#### [WHAT YOU HAVE TO DO]
Scan the records for the word "AUDJPY". Copy each line that includes it.

#### [INPUT RECORDS]
BEGIN

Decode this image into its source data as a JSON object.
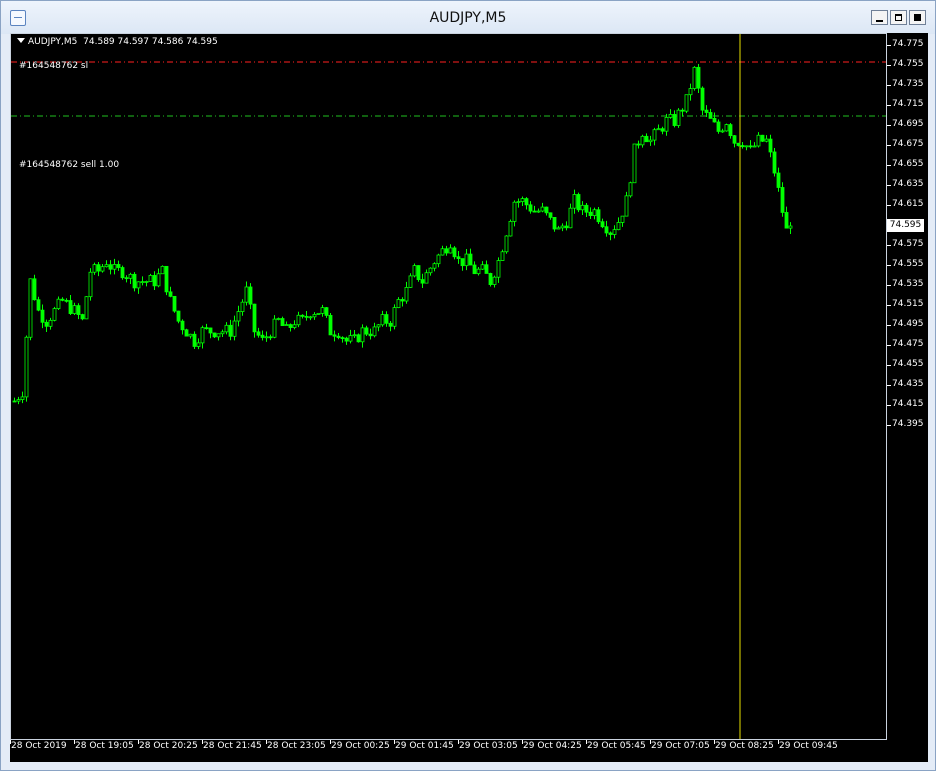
{
  "window": {
    "title": "AUDJPY,M5",
    "buttons": [
      "minimize-icon",
      "maximize-icon",
      "close-icon"
    ]
  },
  "chart_header": {
    "symbol": "AUDJPY,M5",
    "quote": "74.589 74.597 74.586 74.595"
  },
  "levels": [
    {
      "label": "#164548762 sl",
      "price": 74.759,
      "color": "#ff2020"
    },
    {
      "label": "#164548762 sell 1.00",
      "price": 74.705,
      "color": "#20c020"
    }
  ],
  "colors": {
    "background": "#000000",
    "candle": "#00ff00",
    "crosshair": "#e8e000",
    "text": "#ffffff"
  },
  "current_price": "74.595",
  "price_ticks": [
    "74.775",
    "74.755",
    "74.735",
    "74.715",
    "74.695",
    "74.675",
    "74.655",
    "74.635",
    "74.615",
    "74.595",
    "74.575",
    "74.555",
    "74.535",
    "74.515",
    "74.495",
    "74.475",
    "74.455",
    "74.435",
    "74.415",
    "74.395"
  ],
  "time_ticks": [
    "28 Oct 2019",
    "28 Oct 19:05",
    "28 Oct 20:25",
    "28 Oct 21:45",
    "28 Oct 23:05",
    "29 Oct 00:25",
    "29 Oct 01:45",
    "29 Oct 03:05",
    "29 Oct 04:25",
    "29 Oct 05:45",
    "29 Oct 07:05",
    "29 Oct 08:25",
    "29 Oct 09:45"
  ],
  "chart_data": {
    "type": "candlestick",
    "symbol": "AUDJPY",
    "timeframe": "M5",
    "y_range": [
      74.389,
      74.781
    ],
    "close_path": [
      {
        "bar": 0,
        "close": 74.42
      },
      {
        "bar": 2,
        "close": 74.43
      },
      {
        "bar": 4,
        "close": 74.54
      },
      {
        "bar": 6,
        "close": 74.51
      },
      {
        "bar": 8,
        "close": 74.5
      },
      {
        "bar": 10,
        "close": 74.51
      },
      {
        "bar": 12,
        "close": 74.52
      },
      {
        "bar": 15,
        "close": 74.51
      },
      {
        "bar": 17,
        "close": 74.5
      },
      {
        "bar": 19,
        "close": 74.55
      },
      {
        "bar": 21,
        "close": 74.55
      },
      {
        "bar": 23,
        "close": 74.56
      },
      {
        "bar": 25,
        "close": 74.55
      },
      {
        "bar": 27,
        "close": 74.55
      },
      {
        "bar": 30,
        "close": 74.54
      },
      {
        "bar": 32,
        "close": 74.54
      },
      {
        "bar": 35,
        "close": 74.54
      },
      {
        "bar": 37,
        "close": 74.55
      },
      {
        "bar": 39,
        "close": 74.52
      },
      {
        "bar": 41,
        "close": 74.5
      },
      {
        "bar": 43,
        "close": 74.49
      },
      {
        "bar": 45,
        "close": 74.48
      },
      {
        "bar": 47,
        "close": 74.49
      },
      {
        "bar": 50,
        "close": 74.49
      },
      {
        "bar": 52,
        "close": 74.49
      },
      {
        "bar": 54,
        "close": 74.49
      },
      {
        "bar": 56,
        "close": 74.51
      },
      {
        "bar": 58,
        "close": 74.53
      },
      {
        "bar": 60,
        "close": 74.49
      },
      {
        "bar": 62,
        "close": 74.48
      },
      {
        "bar": 64,
        "close": 74.49
      },
      {
        "bar": 66,
        "close": 74.5
      },
      {
        "bar": 68,
        "close": 74.49
      },
      {
        "bar": 70,
        "close": 74.5
      },
      {
        "bar": 72,
        "close": 74.5
      },
      {
        "bar": 74,
        "close": 74.51
      },
      {
        "bar": 77,
        "close": 74.51
      },
      {
        "bar": 79,
        "close": 74.49
      },
      {
        "bar": 81,
        "close": 74.49
      },
      {
        "bar": 83,
        "close": 74.48
      },
      {
        "bar": 85,
        "close": 74.48
      },
      {
        "bar": 87,
        "close": 74.49
      },
      {
        "bar": 90,
        "close": 74.49
      },
      {
        "bar": 92,
        "close": 74.5
      },
      {
        "bar": 94,
        "close": 74.5
      },
      {
        "bar": 96,
        "close": 74.52
      },
      {
        "bar": 98,
        "close": 74.53
      },
      {
        "bar": 100,
        "close": 74.55
      },
      {
        "bar": 102,
        "close": 74.54
      },
      {
        "bar": 105,
        "close": 74.56
      },
      {
        "bar": 107,
        "close": 74.57
      },
      {
        "bar": 109,
        "close": 74.58
      },
      {
        "bar": 111,
        "close": 74.56
      },
      {
        "bar": 113,
        "close": 74.56
      },
      {
        "bar": 115,
        "close": 74.55
      },
      {
        "bar": 117,
        "close": 74.55
      },
      {
        "bar": 119,
        "close": 74.54
      },
      {
        "bar": 121,
        "close": 74.56
      },
      {
        "bar": 123,
        "close": 74.59
      },
      {
        "bar": 125,
        "close": 74.62
      },
      {
        "bar": 127,
        "close": 74.62
      },
      {
        "bar": 130,
        "close": 74.61
      },
      {
        "bar": 132,
        "close": 74.61
      },
      {
        "bar": 134,
        "close": 74.6
      },
      {
        "bar": 136,
        "close": 74.59
      },
      {
        "bar": 138,
        "close": 74.6
      },
      {
        "bar": 140,
        "close": 74.62
      },
      {
        "bar": 142,
        "close": 74.61
      },
      {
        "bar": 145,
        "close": 74.61
      },
      {
        "bar": 147,
        "close": 74.6
      },
      {
        "bar": 149,
        "close": 74.59
      },
      {
        "bar": 151,
        "close": 74.6
      },
      {
        "bar": 153,
        "close": 74.62
      },
      {
        "bar": 155,
        "close": 74.67
      },
      {
        "bar": 157,
        "close": 74.69
      },
      {
        "bar": 159,
        "close": 74.68
      },
      {
        "bar": 161,
        "close": 74.69
      },
      {
        "bar": 163,
        "close": 74.7
      },
      {
        "bar": 165,
        "close": 74.7
      },
      {
        "bar": 168,
        "close": 74.72
      },
      {
        "bar": 170,
        "close": 74.75
      },
      {
        "bar": 172,
        "close": 74.71
      },
      {
        "bar": 174,
        "close": 74.7
      },
      {
        "bar": 176,
        "close": 74.69
      },
      {
        "bar": 178,
        "close": 74.7
      },
      {
        "bar": 180,
        "close": 74.68
      },
      {
        "bar": 182,
        "close": 74.68
      },
      {
        "bar": 184,
        "close": 74.67
      },
      {
        "bar": 186,
        "close": 74.68
      },
      {
        "bar": 188,
        "close": 74.68
      },
      {
        "bar": 190,
        "close": 74.65
      },
      {
        "bar": 192,
        "close": 74.61
      },
      {
        "bar": 193,
        "close": 74.59
      },
      {
        "bar": 194,
        "close": 74.595
      }
    ]
  }
}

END

#### [EXERCISE RESPONSE]
    "title": "AUDJPY,M5",
    "symbol": "AUDJPY,M5",
    "symbol": "AUDJPY",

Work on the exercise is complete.